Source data
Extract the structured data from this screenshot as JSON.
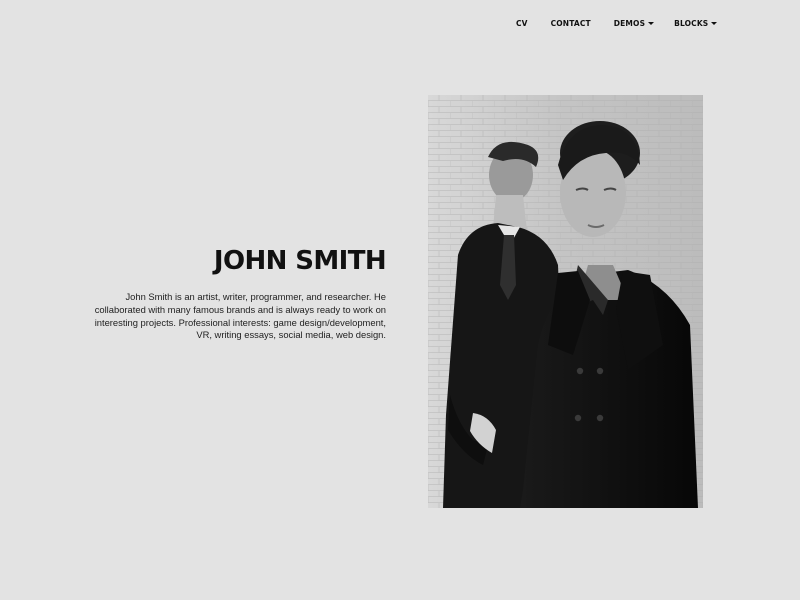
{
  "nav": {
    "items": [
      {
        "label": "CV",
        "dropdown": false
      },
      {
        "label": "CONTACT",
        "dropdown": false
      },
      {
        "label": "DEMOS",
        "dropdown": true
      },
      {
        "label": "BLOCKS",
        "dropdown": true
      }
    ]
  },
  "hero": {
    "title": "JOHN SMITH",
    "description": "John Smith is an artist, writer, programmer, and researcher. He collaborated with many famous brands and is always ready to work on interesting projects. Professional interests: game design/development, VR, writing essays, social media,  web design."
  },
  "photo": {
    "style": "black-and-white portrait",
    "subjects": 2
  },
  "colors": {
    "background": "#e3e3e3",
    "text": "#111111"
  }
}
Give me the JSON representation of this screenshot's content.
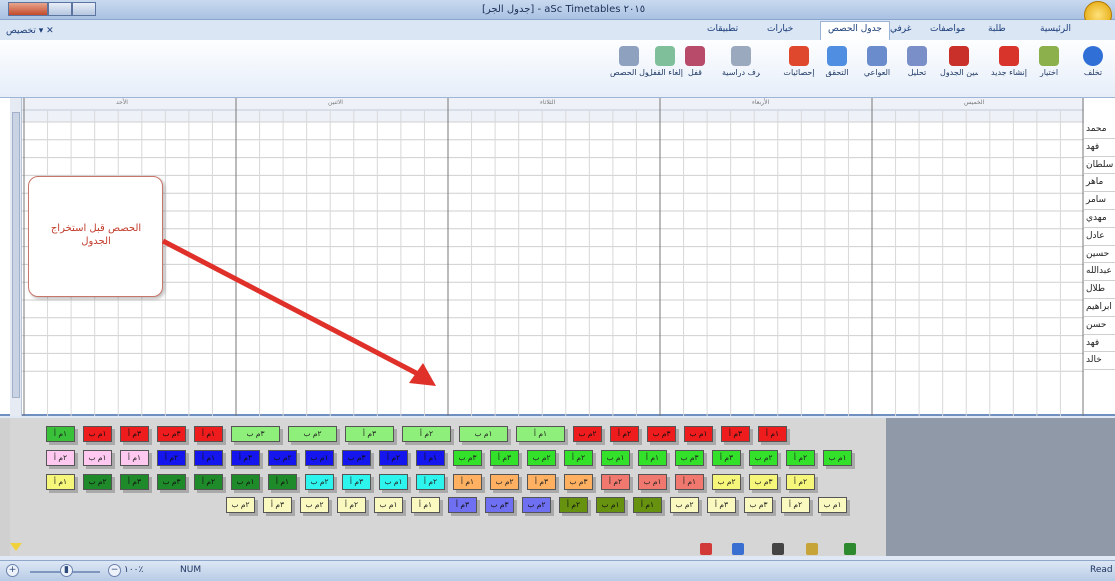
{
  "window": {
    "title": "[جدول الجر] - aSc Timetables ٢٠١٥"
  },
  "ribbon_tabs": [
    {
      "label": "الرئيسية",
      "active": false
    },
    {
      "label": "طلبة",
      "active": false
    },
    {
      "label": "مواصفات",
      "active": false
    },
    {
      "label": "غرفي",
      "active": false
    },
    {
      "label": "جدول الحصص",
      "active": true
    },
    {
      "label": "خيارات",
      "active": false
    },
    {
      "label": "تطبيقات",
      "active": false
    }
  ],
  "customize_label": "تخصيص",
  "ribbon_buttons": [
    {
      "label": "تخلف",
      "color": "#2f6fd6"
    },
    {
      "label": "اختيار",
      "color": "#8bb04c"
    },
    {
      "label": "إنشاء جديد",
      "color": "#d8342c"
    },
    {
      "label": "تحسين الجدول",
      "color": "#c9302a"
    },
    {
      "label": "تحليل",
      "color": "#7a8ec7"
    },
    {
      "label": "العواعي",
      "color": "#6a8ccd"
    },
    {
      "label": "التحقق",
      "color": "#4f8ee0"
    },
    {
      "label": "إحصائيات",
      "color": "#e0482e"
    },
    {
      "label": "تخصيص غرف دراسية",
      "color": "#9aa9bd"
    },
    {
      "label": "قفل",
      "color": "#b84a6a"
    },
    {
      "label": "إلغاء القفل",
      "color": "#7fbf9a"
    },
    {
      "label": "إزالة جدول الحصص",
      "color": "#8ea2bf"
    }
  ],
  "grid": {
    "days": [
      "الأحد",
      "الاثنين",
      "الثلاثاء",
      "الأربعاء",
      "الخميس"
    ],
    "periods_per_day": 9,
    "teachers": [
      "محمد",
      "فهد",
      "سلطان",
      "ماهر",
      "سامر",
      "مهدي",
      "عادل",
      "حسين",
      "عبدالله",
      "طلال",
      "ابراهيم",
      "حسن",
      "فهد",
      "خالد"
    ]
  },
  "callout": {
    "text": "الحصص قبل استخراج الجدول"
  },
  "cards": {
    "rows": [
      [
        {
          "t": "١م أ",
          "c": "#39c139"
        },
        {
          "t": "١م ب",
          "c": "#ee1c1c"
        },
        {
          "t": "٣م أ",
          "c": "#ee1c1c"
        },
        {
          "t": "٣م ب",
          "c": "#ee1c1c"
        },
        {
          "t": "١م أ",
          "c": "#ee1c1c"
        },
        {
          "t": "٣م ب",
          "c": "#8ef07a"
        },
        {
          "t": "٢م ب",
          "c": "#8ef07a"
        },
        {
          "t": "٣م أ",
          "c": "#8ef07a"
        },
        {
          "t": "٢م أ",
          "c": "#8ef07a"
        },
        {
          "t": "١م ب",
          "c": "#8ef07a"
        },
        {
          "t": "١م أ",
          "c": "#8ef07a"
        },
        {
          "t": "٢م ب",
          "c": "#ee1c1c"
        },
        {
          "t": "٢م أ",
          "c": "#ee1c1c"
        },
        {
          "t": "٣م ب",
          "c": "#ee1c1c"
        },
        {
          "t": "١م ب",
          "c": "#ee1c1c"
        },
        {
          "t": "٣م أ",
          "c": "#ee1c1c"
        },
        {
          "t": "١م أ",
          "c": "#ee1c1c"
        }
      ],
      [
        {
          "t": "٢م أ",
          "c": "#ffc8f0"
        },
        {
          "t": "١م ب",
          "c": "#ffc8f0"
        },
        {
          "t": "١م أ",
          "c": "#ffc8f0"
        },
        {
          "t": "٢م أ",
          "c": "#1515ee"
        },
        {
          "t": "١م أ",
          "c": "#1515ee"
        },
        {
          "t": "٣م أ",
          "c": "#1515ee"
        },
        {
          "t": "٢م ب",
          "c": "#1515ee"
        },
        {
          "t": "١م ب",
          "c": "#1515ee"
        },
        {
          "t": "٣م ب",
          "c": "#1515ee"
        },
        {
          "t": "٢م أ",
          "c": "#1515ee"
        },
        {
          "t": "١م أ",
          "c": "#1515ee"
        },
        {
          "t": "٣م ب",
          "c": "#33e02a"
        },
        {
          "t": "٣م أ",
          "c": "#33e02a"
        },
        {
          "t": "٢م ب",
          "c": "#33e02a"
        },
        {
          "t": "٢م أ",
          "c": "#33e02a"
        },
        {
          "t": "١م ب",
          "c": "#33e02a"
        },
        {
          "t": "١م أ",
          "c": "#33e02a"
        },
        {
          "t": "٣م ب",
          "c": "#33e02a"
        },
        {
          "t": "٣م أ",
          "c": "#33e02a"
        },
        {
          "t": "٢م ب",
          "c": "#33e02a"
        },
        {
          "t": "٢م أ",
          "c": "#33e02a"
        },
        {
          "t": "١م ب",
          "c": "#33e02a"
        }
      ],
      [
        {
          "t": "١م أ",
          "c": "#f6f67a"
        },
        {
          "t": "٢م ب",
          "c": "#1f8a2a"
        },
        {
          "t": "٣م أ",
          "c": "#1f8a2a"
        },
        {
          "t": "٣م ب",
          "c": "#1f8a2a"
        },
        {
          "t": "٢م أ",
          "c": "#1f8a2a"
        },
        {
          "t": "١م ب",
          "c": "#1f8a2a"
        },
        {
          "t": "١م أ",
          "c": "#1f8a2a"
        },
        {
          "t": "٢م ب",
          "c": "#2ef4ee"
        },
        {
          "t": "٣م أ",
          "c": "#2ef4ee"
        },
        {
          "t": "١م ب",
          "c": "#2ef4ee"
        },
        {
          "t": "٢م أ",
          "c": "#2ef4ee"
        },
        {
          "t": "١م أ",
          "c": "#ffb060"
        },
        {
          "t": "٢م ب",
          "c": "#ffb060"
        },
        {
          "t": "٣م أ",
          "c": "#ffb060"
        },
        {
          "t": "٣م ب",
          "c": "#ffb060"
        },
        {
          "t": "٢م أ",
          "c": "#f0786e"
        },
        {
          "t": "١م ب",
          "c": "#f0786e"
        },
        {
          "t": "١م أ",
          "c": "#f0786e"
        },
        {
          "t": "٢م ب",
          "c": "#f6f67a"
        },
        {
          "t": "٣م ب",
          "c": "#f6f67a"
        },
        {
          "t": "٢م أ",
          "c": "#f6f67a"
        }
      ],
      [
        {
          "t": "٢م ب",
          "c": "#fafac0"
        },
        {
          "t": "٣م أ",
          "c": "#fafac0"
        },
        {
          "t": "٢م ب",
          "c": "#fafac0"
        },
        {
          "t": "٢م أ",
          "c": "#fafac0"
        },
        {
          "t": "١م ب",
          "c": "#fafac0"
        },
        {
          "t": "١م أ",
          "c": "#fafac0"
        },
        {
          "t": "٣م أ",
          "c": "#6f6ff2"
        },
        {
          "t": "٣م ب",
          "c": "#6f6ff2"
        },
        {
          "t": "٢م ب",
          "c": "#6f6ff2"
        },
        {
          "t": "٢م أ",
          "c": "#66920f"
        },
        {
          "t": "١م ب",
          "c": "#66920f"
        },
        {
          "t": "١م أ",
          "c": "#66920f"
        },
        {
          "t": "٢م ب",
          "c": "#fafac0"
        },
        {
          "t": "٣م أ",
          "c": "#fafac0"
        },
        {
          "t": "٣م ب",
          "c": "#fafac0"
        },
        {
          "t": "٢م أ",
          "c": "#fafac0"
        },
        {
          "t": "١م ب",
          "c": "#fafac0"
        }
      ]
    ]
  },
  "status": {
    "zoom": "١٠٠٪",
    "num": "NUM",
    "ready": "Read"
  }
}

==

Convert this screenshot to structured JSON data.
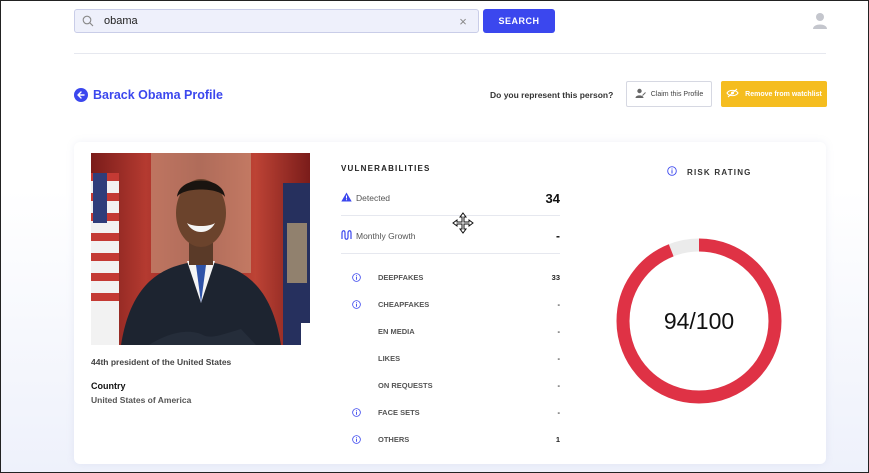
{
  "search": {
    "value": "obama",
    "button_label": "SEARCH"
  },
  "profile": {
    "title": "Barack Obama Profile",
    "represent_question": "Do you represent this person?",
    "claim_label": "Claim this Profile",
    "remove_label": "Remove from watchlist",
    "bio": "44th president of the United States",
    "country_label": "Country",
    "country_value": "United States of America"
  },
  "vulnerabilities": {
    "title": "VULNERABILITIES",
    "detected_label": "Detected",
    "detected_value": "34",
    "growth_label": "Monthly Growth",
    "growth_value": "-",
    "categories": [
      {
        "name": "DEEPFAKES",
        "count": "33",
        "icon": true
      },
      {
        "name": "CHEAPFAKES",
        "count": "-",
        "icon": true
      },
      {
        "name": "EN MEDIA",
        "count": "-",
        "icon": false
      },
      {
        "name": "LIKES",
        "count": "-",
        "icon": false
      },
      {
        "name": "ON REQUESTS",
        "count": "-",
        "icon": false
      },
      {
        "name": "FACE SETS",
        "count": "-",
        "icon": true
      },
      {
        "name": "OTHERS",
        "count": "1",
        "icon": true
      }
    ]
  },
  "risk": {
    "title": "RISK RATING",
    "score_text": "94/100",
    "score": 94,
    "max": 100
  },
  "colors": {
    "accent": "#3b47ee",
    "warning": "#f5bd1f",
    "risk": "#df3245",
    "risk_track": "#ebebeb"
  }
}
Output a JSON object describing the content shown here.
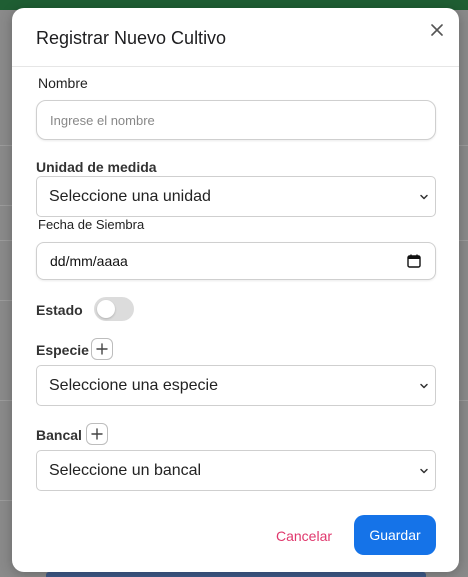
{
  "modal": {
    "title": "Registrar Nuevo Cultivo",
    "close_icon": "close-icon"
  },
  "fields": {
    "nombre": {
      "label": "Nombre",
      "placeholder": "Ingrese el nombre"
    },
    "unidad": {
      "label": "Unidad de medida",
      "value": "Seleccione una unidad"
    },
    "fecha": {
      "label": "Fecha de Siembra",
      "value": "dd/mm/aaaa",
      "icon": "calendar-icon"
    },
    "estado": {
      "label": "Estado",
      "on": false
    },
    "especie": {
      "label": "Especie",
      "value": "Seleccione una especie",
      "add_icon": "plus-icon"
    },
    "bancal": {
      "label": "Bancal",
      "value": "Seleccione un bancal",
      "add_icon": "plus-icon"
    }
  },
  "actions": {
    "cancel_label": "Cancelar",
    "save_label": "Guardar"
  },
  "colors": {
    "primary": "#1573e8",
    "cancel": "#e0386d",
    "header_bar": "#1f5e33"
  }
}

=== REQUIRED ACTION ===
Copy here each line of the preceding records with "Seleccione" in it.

=== RESPONSE AREA ===
      "value": "Seleccione una unidad"
      "value": "Seleccione una especie",
      "value": "Seleccione un bancal",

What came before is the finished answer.